:: Data ::

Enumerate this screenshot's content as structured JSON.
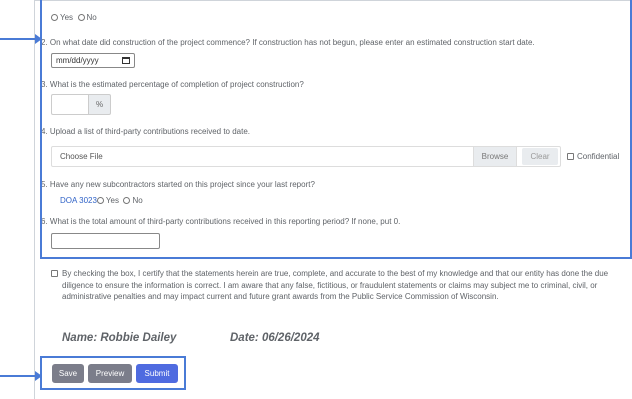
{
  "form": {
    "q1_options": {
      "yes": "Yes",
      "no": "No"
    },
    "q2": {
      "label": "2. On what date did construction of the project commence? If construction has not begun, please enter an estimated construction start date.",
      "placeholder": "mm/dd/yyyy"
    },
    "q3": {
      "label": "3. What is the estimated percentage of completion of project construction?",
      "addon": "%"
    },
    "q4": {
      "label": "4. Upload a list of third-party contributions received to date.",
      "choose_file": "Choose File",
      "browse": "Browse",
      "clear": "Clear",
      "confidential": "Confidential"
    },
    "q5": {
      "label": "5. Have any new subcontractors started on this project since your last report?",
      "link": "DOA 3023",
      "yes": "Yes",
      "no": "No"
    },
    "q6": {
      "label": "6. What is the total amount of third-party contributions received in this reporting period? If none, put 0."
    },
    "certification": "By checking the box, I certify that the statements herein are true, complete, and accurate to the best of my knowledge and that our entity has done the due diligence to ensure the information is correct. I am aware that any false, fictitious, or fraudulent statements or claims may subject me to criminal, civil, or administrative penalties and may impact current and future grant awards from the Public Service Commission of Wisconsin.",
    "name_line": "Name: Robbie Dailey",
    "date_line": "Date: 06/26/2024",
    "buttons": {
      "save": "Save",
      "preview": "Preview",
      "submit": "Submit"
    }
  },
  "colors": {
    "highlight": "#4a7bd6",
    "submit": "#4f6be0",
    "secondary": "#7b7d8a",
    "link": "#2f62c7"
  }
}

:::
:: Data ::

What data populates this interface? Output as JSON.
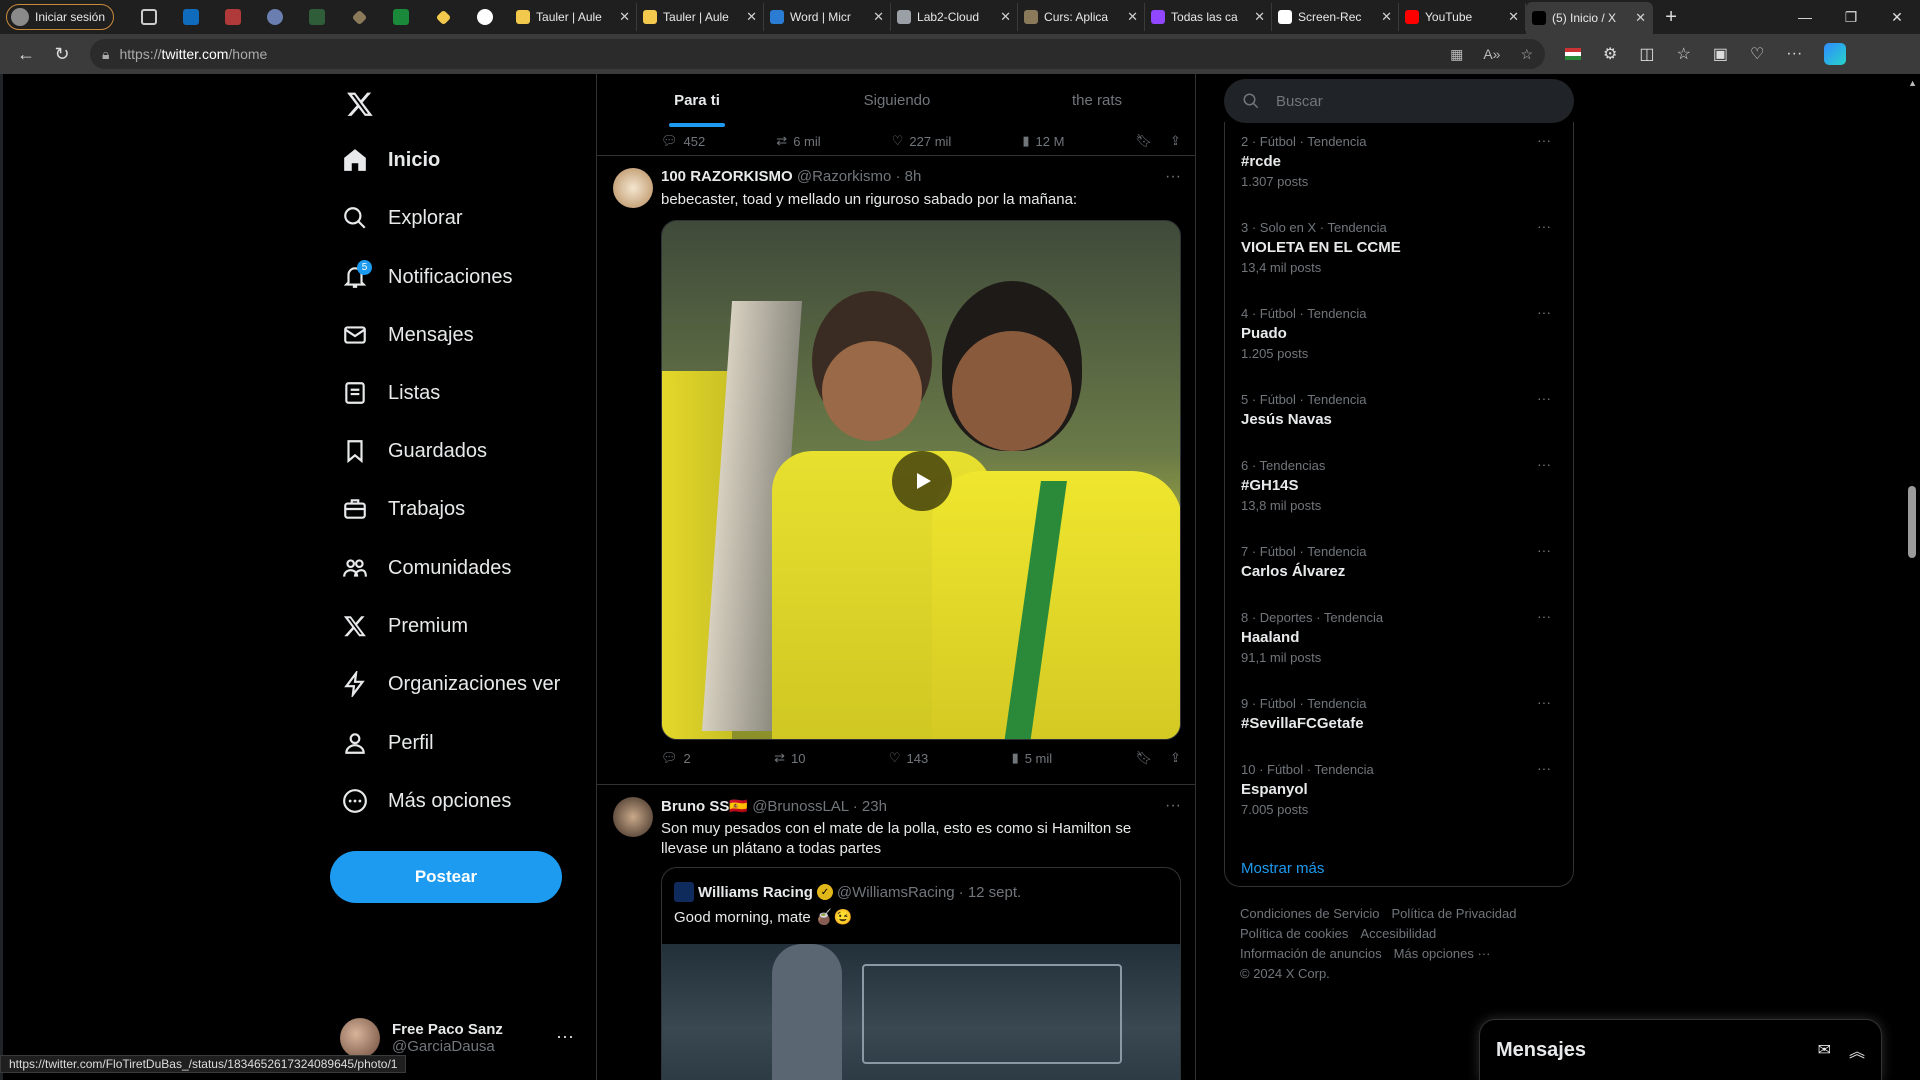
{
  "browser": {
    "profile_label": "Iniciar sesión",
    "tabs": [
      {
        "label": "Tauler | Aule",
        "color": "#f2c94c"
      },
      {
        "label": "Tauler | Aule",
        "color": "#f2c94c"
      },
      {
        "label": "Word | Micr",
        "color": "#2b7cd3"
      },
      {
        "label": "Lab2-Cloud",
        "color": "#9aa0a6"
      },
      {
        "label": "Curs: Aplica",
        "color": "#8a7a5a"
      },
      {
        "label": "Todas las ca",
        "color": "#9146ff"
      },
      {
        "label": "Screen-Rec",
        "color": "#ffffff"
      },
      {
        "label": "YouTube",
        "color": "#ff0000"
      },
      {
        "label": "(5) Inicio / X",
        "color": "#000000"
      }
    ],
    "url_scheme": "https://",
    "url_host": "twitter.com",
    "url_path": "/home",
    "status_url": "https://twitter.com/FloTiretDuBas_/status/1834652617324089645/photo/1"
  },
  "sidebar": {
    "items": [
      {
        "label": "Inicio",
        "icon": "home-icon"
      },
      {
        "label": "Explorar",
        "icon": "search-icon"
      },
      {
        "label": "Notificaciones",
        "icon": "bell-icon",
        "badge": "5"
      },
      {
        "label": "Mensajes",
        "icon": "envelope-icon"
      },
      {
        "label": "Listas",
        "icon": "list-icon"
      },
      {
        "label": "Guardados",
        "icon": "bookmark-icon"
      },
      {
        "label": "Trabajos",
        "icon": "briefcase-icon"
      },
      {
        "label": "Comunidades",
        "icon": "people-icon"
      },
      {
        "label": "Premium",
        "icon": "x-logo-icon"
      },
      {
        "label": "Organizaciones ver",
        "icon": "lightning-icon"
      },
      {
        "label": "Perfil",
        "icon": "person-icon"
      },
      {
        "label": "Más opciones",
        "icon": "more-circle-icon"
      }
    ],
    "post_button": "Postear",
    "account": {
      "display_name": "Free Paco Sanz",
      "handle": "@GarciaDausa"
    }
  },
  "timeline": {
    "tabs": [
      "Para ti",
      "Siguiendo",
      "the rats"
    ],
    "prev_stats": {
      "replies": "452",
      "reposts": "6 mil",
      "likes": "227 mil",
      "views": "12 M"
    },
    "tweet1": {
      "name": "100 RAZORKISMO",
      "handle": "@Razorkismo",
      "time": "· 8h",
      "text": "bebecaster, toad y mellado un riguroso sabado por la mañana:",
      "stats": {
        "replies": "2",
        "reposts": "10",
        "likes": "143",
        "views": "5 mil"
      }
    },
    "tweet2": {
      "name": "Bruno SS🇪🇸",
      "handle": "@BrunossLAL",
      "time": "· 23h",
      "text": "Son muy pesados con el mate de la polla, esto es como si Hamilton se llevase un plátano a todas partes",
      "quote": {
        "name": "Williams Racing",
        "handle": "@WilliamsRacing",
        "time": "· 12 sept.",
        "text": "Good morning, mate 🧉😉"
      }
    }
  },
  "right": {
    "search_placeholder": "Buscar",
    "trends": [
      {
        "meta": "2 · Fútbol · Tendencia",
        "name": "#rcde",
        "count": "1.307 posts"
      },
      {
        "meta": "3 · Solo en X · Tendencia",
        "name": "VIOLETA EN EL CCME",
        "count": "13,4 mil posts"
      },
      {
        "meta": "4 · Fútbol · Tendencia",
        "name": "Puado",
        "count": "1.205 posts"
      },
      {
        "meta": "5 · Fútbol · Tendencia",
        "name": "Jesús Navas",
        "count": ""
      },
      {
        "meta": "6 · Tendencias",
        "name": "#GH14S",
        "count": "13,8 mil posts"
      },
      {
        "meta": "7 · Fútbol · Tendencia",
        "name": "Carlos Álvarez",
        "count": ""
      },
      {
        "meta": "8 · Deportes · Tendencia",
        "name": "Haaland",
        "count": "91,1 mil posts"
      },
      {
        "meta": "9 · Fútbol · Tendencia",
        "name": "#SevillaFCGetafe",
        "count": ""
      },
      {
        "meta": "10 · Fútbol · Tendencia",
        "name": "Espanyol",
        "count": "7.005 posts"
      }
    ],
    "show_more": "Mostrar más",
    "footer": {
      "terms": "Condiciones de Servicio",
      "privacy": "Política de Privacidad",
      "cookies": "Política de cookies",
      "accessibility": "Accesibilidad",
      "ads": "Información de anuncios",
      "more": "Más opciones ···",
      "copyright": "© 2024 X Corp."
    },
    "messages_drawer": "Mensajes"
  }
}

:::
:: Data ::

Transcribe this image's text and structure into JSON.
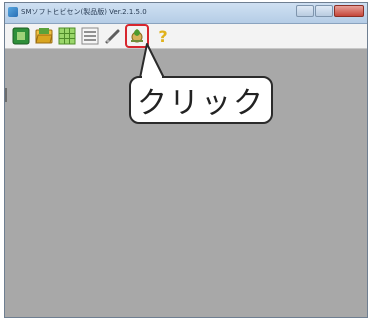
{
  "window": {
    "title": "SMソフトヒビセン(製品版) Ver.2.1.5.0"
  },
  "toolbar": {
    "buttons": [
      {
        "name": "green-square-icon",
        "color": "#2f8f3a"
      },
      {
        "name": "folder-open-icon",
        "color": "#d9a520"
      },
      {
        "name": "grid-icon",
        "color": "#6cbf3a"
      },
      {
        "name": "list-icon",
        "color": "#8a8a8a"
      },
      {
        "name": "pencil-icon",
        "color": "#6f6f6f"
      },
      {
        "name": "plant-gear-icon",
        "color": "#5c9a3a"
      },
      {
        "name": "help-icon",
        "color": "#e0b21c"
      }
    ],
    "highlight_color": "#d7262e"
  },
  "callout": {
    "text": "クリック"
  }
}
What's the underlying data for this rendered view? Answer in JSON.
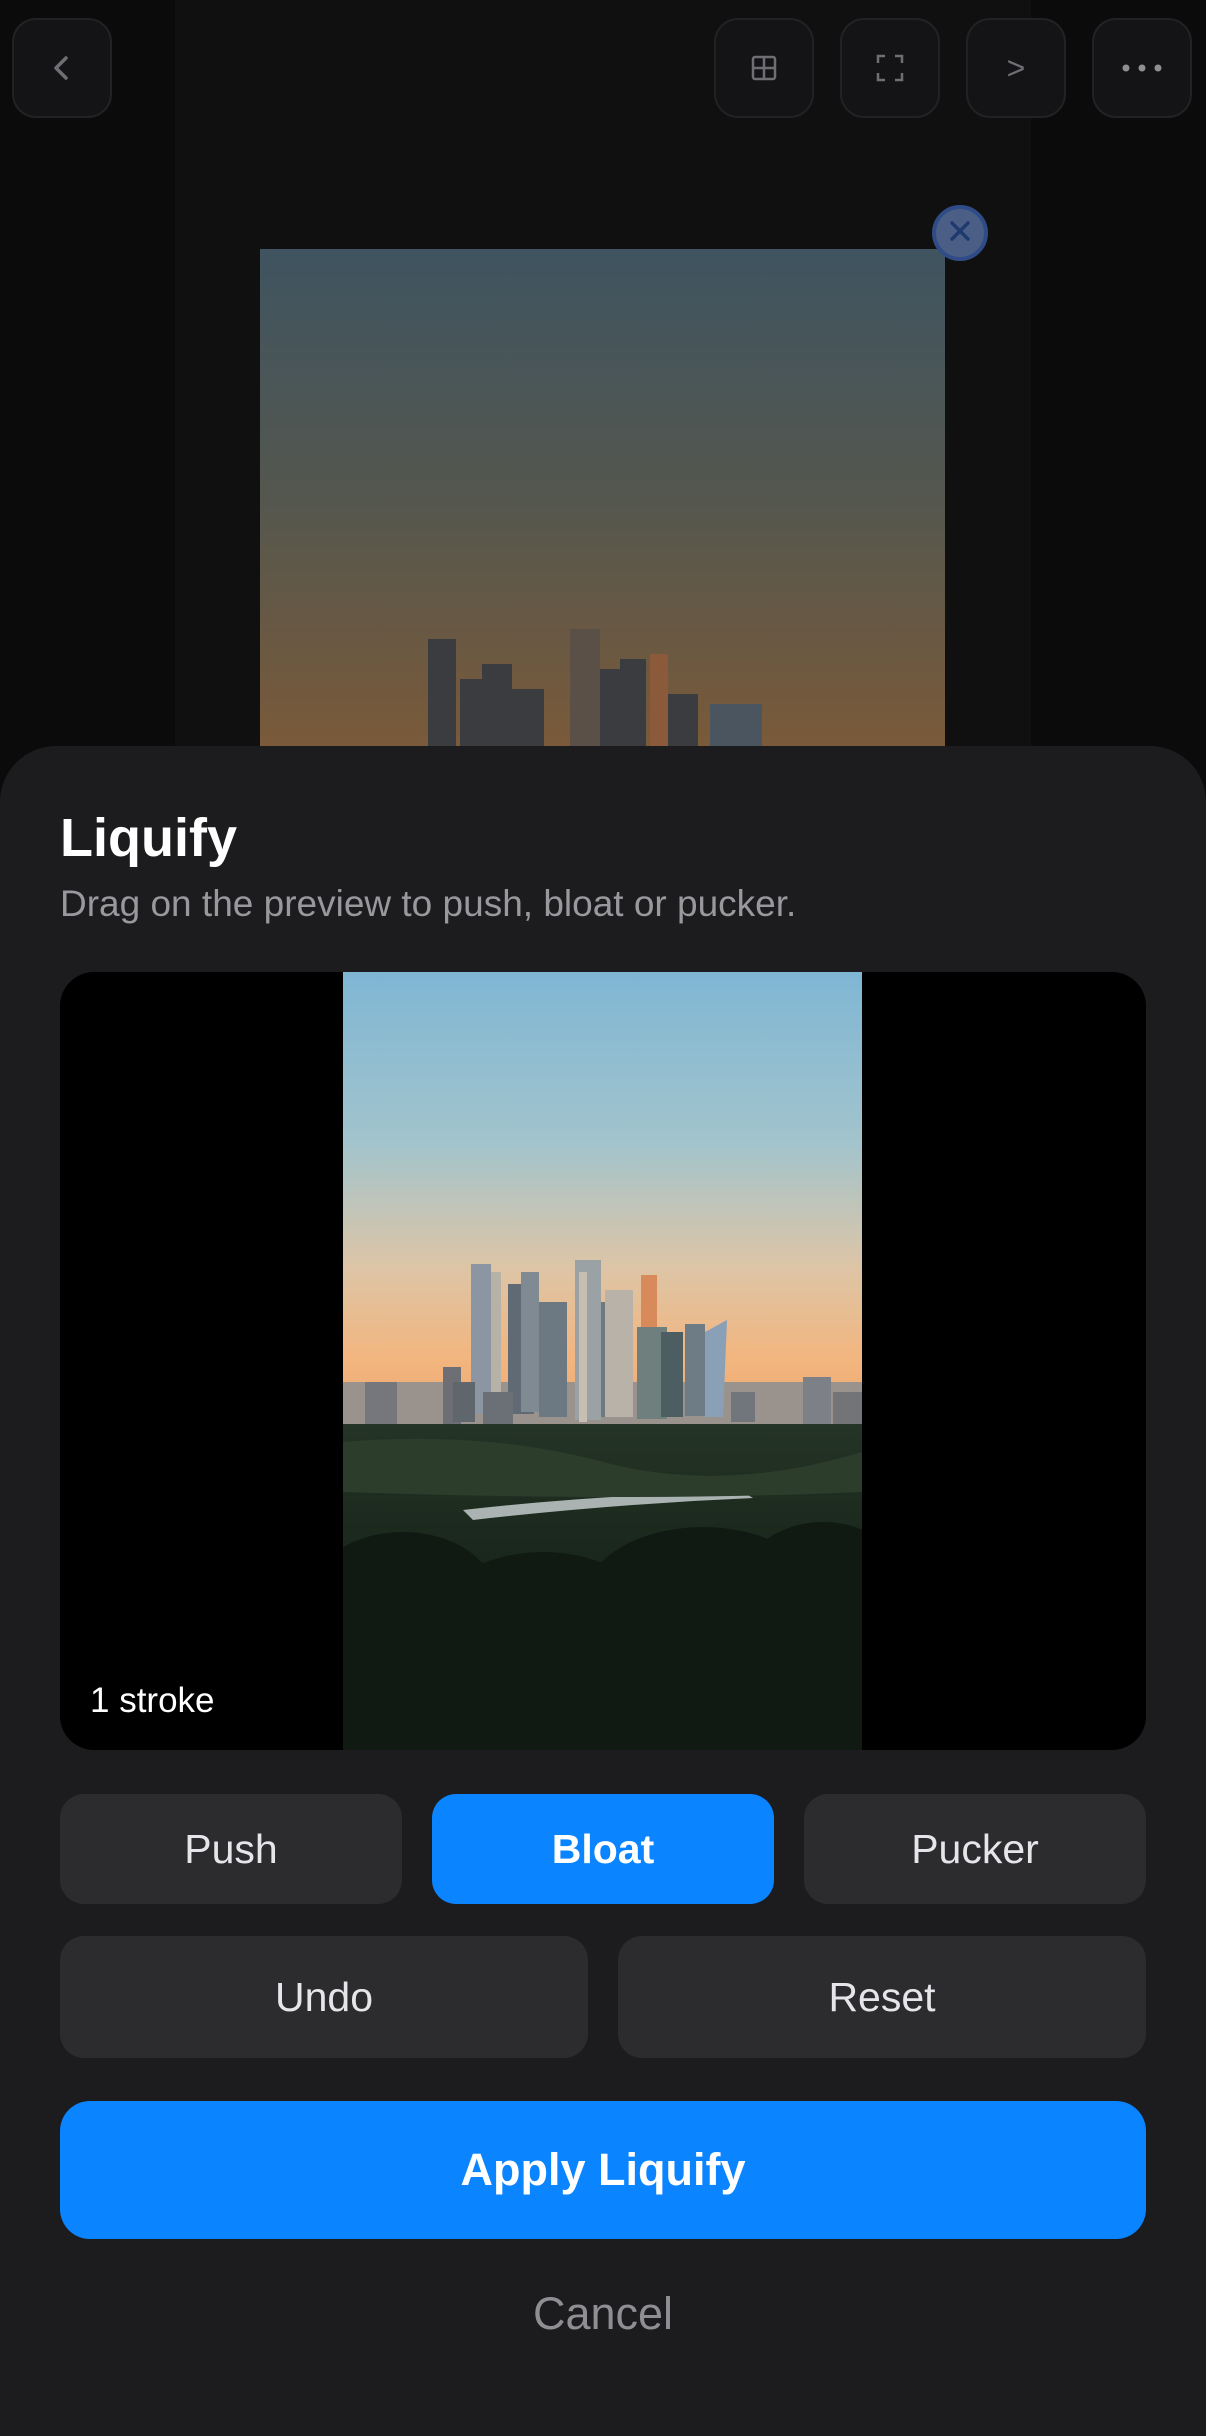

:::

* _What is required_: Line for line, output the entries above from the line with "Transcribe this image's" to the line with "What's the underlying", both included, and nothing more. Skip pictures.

* _Output of the task_:
Transcribe this image's text and structure into JSON.
{
  "window": {
    "title": "SMソフトヒビセン(製品版) Ver.2.1.5.0"
  },
  "toolbar": {
    "buttons": [
      {
        "name": "green-square-icon",
        "color": "#2f8f3a"
      },
      {
        "name": "folder-open-icon",
        "color": "#d9a520"
      },
      {
        "name": "grid-icon",
        "color": "#6cbf3a"
      },
      {
        "name": "list-icon",
        "color": "#8a8a8a"
      },
      {
        "name": "pencil-icon",
        "color": "#6f6f6f"
      },
      {
        "name": "plant-gear-icon",
        "color": "#5c9a3a"
      },
      {
        "name": "help-icon",
        "color": "#e0b21c"
      }
    ],
    "highlight_color": "#d7262e"
  },
  "callout": {
    "text": "クリック"
  }
}
What's the underlying data for this rendered view? Answer in JSON.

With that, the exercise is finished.